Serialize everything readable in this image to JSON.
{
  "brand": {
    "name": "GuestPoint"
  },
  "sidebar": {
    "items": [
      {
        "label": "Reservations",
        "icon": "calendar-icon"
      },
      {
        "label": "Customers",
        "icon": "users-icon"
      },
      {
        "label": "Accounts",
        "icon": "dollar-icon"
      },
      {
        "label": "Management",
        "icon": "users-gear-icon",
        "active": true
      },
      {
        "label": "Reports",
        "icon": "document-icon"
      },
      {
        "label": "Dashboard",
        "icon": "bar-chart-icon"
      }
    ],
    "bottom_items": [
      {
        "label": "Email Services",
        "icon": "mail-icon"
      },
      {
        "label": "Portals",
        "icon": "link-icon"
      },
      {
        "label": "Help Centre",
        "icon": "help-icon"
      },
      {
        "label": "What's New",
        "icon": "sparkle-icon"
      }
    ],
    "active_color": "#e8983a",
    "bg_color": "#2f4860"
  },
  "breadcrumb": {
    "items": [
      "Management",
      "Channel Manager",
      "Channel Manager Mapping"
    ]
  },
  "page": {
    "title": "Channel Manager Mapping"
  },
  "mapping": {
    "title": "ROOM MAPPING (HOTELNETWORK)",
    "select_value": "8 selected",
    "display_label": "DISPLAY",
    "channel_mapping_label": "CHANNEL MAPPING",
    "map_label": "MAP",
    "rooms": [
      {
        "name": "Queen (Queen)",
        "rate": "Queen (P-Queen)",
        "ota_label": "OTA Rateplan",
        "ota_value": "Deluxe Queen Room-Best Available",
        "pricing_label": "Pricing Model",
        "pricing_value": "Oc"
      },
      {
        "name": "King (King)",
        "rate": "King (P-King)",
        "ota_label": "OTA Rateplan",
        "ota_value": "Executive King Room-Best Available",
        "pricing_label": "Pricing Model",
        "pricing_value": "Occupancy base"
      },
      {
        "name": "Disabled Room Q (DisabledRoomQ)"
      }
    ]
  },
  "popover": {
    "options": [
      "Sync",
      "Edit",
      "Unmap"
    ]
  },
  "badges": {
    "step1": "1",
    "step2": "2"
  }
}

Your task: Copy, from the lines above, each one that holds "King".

Task answer:
        "name": "King (King)",
        "rate": "King (P-King)",
        "ota_value": "Executive King Room-Best Available",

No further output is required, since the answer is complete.